Then, we asked what parents would want from a company to make their lives easier. The top three responses were:
17 percent wanted the ability to work from home if there's an illness or emergency
14 percent would want longer paid maternity/paternity leave
14 percent called for a Results-Only Work Environment, also known as ROWE, in which employees aren't required to be any specific place, but are measured by their work output
"If businesses are going to offer more 'family-friendly' benefits like this then they should be more open to who my family might be," one man who’s not a parent told us. "Not every family is a mom and a dad and a few children."
Our question about whether becoming a parent changed people’s views on personal and professional success provided some interesting answers. Many people told us a flexible schedule has become much more valuable to them.
"[Becoming a parent] did change my perspective on what matters the most in my life," a single mother of a tween wrote us. "It used to be money, and now it's time."
“Since having kids, quality of life and flexibility are equally as important (if not more important) than salary,” said Britt Reints, a mother of two who lives in Pittsburgh.
Reints said when she was younger, the only standard she knew for judging success was money. But her views began to change after she had her second child at age 25.
She worked in advertising sales at a large corporation that had mandatory in-person sales meetings at 8 a.m. and 4 p.m. Reints said that working model is outdated and was draining, considering her 45-minute drive to the office for “stupid meetings” twice a day.
“That job could have been done differently,” she said.
Reints is now an inspirational speaker and writer who also does social media marketing for small businesses. In her freelance work, she considers her quality of life and how flexible her schedule will be, in addition to how much she’ll be paid.
"I’m just as willing to work as hard," she said. "Some people seem to think parents don’t want to work so many hours. If the kid’s soccer game is at 3:30, it's at 3:30. I’m happy putting in 8-9-10 hours [a day] on a project, if I have the flexibility and opportunity to do it when’s best for my family."
She added: "Most people have plenty of hours in the day to work and have a family."

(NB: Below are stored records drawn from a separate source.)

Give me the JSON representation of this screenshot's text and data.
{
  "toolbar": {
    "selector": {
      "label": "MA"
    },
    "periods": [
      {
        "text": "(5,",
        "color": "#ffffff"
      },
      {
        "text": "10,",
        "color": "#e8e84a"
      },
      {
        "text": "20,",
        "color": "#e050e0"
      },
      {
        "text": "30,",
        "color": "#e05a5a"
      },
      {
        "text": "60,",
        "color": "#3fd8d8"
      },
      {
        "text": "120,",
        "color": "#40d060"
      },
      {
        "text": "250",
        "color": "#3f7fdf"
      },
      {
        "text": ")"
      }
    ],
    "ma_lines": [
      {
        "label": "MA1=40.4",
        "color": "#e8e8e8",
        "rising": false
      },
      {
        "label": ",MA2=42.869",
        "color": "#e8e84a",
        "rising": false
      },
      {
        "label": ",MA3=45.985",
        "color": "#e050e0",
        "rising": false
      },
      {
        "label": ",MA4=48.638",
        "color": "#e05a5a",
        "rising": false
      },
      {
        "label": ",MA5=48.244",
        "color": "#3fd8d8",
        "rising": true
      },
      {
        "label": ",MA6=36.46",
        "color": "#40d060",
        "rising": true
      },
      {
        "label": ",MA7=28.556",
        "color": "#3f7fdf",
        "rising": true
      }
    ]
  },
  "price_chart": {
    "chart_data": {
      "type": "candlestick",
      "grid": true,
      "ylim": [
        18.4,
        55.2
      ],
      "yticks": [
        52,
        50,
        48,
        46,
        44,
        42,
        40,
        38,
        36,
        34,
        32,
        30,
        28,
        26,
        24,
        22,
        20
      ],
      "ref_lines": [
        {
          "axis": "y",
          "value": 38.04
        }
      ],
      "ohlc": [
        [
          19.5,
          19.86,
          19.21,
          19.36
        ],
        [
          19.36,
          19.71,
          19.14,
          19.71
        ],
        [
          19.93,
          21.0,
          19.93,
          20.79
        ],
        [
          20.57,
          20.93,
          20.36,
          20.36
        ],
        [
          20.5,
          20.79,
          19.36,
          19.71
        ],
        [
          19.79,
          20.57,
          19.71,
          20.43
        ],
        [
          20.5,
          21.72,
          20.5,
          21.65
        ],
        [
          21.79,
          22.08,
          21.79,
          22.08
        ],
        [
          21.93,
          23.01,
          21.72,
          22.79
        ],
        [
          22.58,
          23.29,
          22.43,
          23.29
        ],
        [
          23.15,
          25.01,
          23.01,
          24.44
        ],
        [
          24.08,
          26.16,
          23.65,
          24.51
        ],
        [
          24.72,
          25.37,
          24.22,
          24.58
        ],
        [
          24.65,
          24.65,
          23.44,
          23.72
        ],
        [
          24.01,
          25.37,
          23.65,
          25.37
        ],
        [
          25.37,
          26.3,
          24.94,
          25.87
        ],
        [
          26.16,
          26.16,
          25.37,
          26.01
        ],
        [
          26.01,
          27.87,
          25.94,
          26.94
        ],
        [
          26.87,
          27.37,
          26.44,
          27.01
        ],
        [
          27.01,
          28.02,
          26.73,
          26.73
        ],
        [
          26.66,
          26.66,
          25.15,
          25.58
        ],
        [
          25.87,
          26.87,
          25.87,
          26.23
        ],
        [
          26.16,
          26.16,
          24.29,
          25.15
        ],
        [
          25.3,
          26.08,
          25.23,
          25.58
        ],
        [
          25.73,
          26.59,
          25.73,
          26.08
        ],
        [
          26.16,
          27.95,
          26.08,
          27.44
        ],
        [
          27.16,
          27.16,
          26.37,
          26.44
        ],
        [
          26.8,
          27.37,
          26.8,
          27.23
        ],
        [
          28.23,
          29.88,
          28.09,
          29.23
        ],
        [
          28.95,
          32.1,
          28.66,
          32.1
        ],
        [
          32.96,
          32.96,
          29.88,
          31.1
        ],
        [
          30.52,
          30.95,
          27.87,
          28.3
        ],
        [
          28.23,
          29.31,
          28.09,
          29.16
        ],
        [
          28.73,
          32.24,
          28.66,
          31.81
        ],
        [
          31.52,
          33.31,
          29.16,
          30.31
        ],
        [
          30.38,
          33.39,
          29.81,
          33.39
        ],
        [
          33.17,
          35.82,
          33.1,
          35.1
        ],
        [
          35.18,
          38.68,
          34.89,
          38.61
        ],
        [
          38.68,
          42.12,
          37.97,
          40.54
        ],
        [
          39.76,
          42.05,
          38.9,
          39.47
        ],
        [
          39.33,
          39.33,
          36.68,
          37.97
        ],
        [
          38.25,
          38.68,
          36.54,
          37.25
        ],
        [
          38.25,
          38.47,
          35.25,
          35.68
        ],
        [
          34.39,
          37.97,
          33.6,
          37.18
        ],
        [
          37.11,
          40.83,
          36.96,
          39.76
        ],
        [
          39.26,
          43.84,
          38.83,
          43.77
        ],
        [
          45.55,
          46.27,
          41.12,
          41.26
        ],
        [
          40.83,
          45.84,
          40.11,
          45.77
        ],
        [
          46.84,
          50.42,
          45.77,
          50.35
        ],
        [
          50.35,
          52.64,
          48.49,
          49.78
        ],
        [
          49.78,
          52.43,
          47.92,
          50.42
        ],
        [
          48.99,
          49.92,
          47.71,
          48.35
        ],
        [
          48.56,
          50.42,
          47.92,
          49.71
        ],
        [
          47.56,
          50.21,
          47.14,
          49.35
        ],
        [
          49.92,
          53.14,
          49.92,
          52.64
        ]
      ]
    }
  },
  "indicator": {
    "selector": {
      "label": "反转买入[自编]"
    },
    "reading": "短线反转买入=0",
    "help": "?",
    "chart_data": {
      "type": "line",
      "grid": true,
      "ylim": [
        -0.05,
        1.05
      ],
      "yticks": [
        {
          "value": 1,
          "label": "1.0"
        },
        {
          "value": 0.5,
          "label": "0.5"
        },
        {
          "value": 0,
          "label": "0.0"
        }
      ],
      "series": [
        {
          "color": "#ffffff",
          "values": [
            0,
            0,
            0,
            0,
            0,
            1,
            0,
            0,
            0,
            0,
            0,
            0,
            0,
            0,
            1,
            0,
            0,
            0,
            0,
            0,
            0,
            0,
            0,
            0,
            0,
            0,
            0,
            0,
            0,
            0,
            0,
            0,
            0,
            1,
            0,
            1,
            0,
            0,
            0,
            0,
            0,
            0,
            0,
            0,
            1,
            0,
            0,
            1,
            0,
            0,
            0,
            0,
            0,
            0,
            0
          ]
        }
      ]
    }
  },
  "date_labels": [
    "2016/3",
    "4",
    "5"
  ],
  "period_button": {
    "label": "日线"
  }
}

*Editor’s note: Our survey was not conducted in a scientific manner. The respondents were self-selecting, but their answers show some interesting insights about experiences in the modern workplace and how workers would like to see employers help them lead fulfilling careers and lives at home.